"Where is wisdom we have lost in knowledge?
Where is the knowledge we have lost in information?"
What We Offer on The Still Hurting? FIND HEALTH!
Website and New Book
Our content reflects these emerging scientific concepts and health care realities in clarity, language, presentation, and format in order to inspire people suffering with medically unexplained symptoms, associated symptom syndromes, and commonly coexisting depression and/or anxiety to reframe their understanding in order that they can assume responsibility for their health. Most people suffering from these very real symptoms do not realize that s/he has the power to discover what''s behind the symptoms in order to find health. Our book provides a means for this self-discovery. It contains a new model of health, which is unique because it does not narrowly focus upon a single branch of knowledge to decipher why we are still hurting. Instead, it comprehends that it is the integration of the wisdom of ancient healing traditions, modern science, medicine, psychology, spirituality, and faith, which provides the basis for understanding why people are symptomatic and how they can find health. In essence, we believe that:
Disease is dysfunction, and symptoms are the expression.
Everyone hurts. Life is hard, too fast, complicated, and very stressful; we weren’t designed to live this way. The real dis-ease that results is dysfunction and the relational imbalance of our complex mind/brains, bodies, and souls, expressed as symptoms and symptom syndromes in epidemic proportion. However, by looking behind the symptoms and confronting what we find, we can regain our balance and find health.
THE BOOK HAS FOUR PARTS:
PART 1: The Epidemic of Symptoms describes the symptoms epidemic of which we are all a part. It then lays out the problems we face as patients and caregivers in dealing with it.
PART 2: The Balanced Selfexplains how we are set up for balance and health. It describes how we are intended to function internally and in relationship to our external environment (nurture) and heredity/genetics (nature).
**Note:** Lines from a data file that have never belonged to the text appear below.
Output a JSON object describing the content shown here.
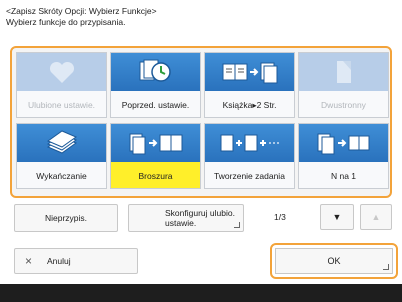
{
  "header": {
    "line1": "<Zapisz Skróty Opcji: Wybierz Funkcje>",
    "line2": "Wybierz funkcje do przypisania."
  },
  "tiles": [
    {
      "label": "Ulubione ustawie.",
      "icon": "heart-icon",
      "state": "disabled"
    },
    {
      "label": "Poprzed. ustawie.",
      "icon": "clock-icon",
      "state": "normal"
    },
    {
      "label": "Książka▸2 Str.",
      "icon": "book-to-2pages-icon",
      "state": "normal"
    },
    {
      "label": "Dwustronny",
      "icon": "duplex-page-icon",
      "state": "disabled"
    },
    {
      "label": "Wykańczanie",
      "icon": "finishing-icon",
      "state": "normal"
    },
    {
      "label": "Broszura",
      "icon": "booklet-icon",
      "state": "selected"
    },
    {
      "label": "Tworzenie zadania",
      "icon": "job-build-icon",
      "state": "normal"
    },
    {
      "label": "N na 1",
      "icon": "n-on-1-icon",
      "state": "normal"
    }
  ],
  "bottom_bar": {
    "unassign_label": "Nieprzypis.",
    "configure_label": "Skonfiguruj ulubio. ustawie.",
    "page_indicator": "1/3",
    "down_glyph": "▼",
    "up_glyph": "▲"
  },
  "actions": {
    "cancel_glyph": "×",
    "cancel_label": "Anuluj",
    "ok_label": "OK"
  },
  "colors": {
    "accent_orange": "#f3a33a",
    "tile_blue": "#2a72bd",
    "selected_yellow": "#ffef2a"
  }
}
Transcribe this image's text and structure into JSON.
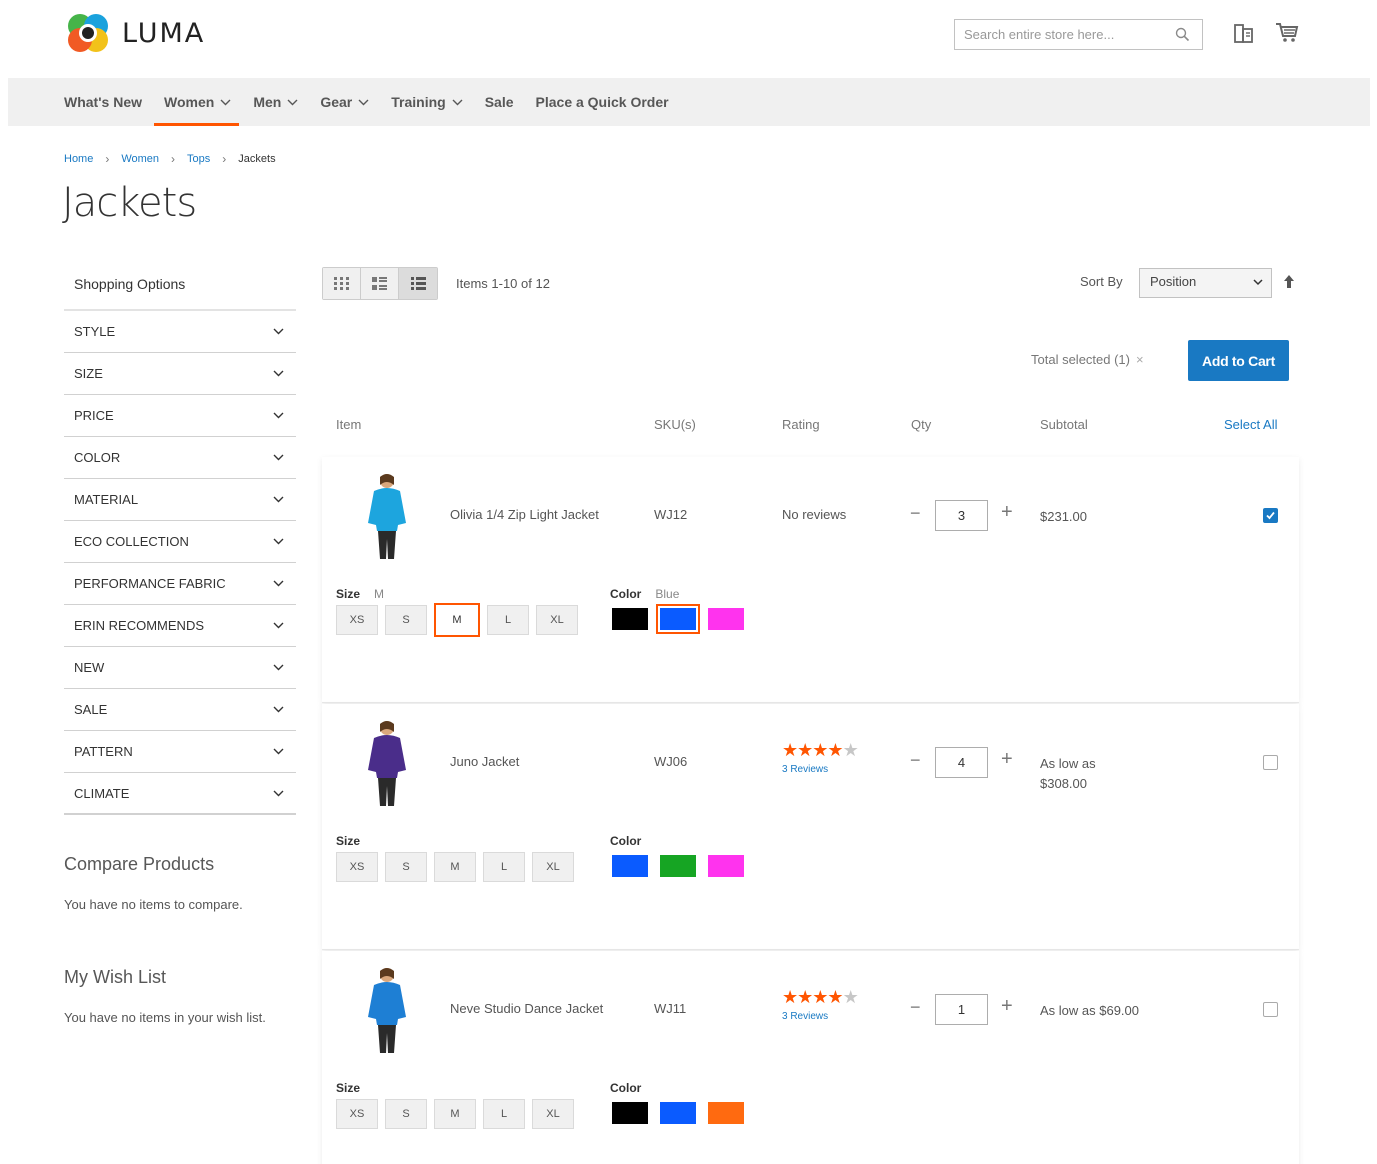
{
  "brand": {
    "name": "LUMA"
  },
  "search": {
    "placeholder": "Search entire store here..."
  },
  "nav": [
    {
      "label": "What's New",
      "dropdown": false,
      "active": false
    },
    {
      "label": "Women",
      "dropdown": true,
      "active": true
    },
    {
      "label": "Men",
      "dropdown": true,
      "active": false
    },
    {
      "label": "Gear",
      "dropdown": true,
      "active": false
    },
    {
      "label": "Training",
      "dropdown": true,
      "active": false
    },
    {
      "label": "Sale",
      "dropdown": false,
      "active": false
    },
    {
      "label": "Place a Quick Order",
      "dropdown": false,
      "active": false
    }
  ],
  "breadcrumb": [
    "Home",
    "Women",
    "Tops",
    "Jackets"
  ],
  "page_title": "Jackets",
  "sidebar": {
    "title": "Shopping Options",
    "filters": [
      "STYLE",
      "SIZE",
      "PRICE",
      "COLOR",
      "MATERIAL",
      "ECO COLLECTION",
      "PERFORMANCE FABRIC",
      "ERIN RECOMMENDS",
      "NEW",
      "SALE",
      "PATTERN",
      "CLIMATE"
    ],
    "compare": {
      "title": "Compare Products",
      "text": "You have no items to compare."
    },
    "wishlist": {
      "title": "My Wish List",
      "text": "You have no items in your wish list."
    }
  },
  "toolbar": {
    "items_count": "Items 1-10 of 12",
    "sort_label": "Sort By",
    "sort_value": "Position"
  },
  "selection": {
    "total_selected": "Total selected (1)",
    "close": "×",
    "add_to_cart": "Add to Cart"
  },
  "columns": {
    "item": "Item",
    "sku": "SKU(s)",
    "rating": "Rating",
    "qty": "Qty",
    "subtotal": "Subtotal",
    "select_all": "Select All"
  },
  "colors": {
    "accent": "#ff5501",
    "link": "#1979c3"
  },
  "products": [
    {
      "name": "Olivia 1/4 Zip Light Jacket",
      "sku": "WJ12",
      "rating_text": "No reviews",
      "qty": "3",
      "subtotal_line1": "$231.00",
      "subtotal_line2": "",
      "checked": true,
      "size_label": "Size",
      "size_selected": "M",
      "sizes": [
        "XS",
        "S",
        "M",
        "L",
        "XL"
      ],
      "color_label": "Color",
      "color_selected": "Blue",
      "colors": [
        "#000000",
        "#0a5bff",
        "#ff33ee"
      ]
    },
    {
      "name": "Juno Jacket",
      "sku": "WJ06",
      "rating": 4.5,
      "reviews": "3 Reviews",
      "qty": "4",
      "subtotal_line1": "As low as",
      "subtotal_line2": "$308.00",
      "checked": false,
      "size_label": "Size",
      "size_selected": "",
      "sizes": [
        "XS",
        "S",
        "M",
        "L",
        "XL"
      ],
      "color_label": "Color",
      "color_selected": "",
      "colors": [
        "#0a5bff",
        "#16a523",
        "#ff33ee"
      ]
    },
    {
      "name": "Neve Studio Dance Jacket",
      "sku": "WJ11",
      "rating": 4.5,
      "reviews": "3 Reviews",
      "qty": "1",
      "subtotal_line1": "As low as $69.00",
      "subtotal_line2": "",
      "checked": false,
      "size_label": "Size",
      "size_selected": "",
      "sizes": [
        "XS",
        "S",
        "M",
        "L",
        "XL"
      ],
      "color_label": "Color",
      "color_selected": "",
      "colors": [
        "#000000",
        "#0a5bff",
        "#ff6a10"
      ]
    }
  ]
}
PART 3: The Imbalanced Selfdescribes the how and why of our becoming imbalanced, dysfunctional, and symptomatic.
PART 4 Regain Balance. FIND HEALTH shows how we can regain our balance and function to FIND HEALTH.
Ten illustrations introduced early depict the key concepts. The book is designed to be read from start to finish, and the first three parts have the following structure:
10 ILLUSTRATIONS introduced early depict the key concepts;
CHAPTER TITLElays out the essential lesson of the chapter;
QUESTIONS focus upon the content of the chapter;
QUOTES reinforce the message;
ABOUT THE QUOTESamplifies and enhances the chapter lesson;
CASE PRESENTATIONSreflect our personal, professional, and educational experience;
HEADINGSdivide the chapter discussion into carefully crafted sections that build upon one another; and
LINK relates the chapter with the next chapter or part.
The format of PART 4 is a departure from the first three parts and includes HEADINGS only.
The Bibliography lists the sources in sequence as they are cited in each chapter.
Martinez-Lavin M, Vargas A. Complex adaptive systems allostasis in fibromyalgia. Rheum Dis Clin North Am. 2009 May;35(2):285-98.
Martinez-Lavin M. Fibromyalgia conundrum: is scientific holism the answer? The Rheumatologist. 2008;(2):26-27.
Mayer EA, Bushnell MC. Functional pain disorders: time for a paradigm shift? In: Mayer EA, Bushnell MC, eds. Functional pain syndromes: presentation and pathophysiology. Seattle, WA: IASP Press, 2009:531-565.
Saito YA, Mitra N, Mayer EA. Genetic approaches to functional gastrointestinal disorders. Gastroenterology. 2010 Apr;138(4):1276-85. Epub 2010 Feb 19.
Patients, doctors, and care-giving professionals need an understandable, comprehensive, integrated, and holistic model of disease that ancient healers understood:
The whole is greater than the sum of its parts.
Still Hurting? FIND HEALTH!
— William B. Salt II, M.D.
— Thomas L. Hudson, M.Div., J.D.
Click here to learn more about us.
Helping people who hurt
with symptoms and pain
(that doctors can''t explain)
This page last updated: 12/06/2016 10:02:39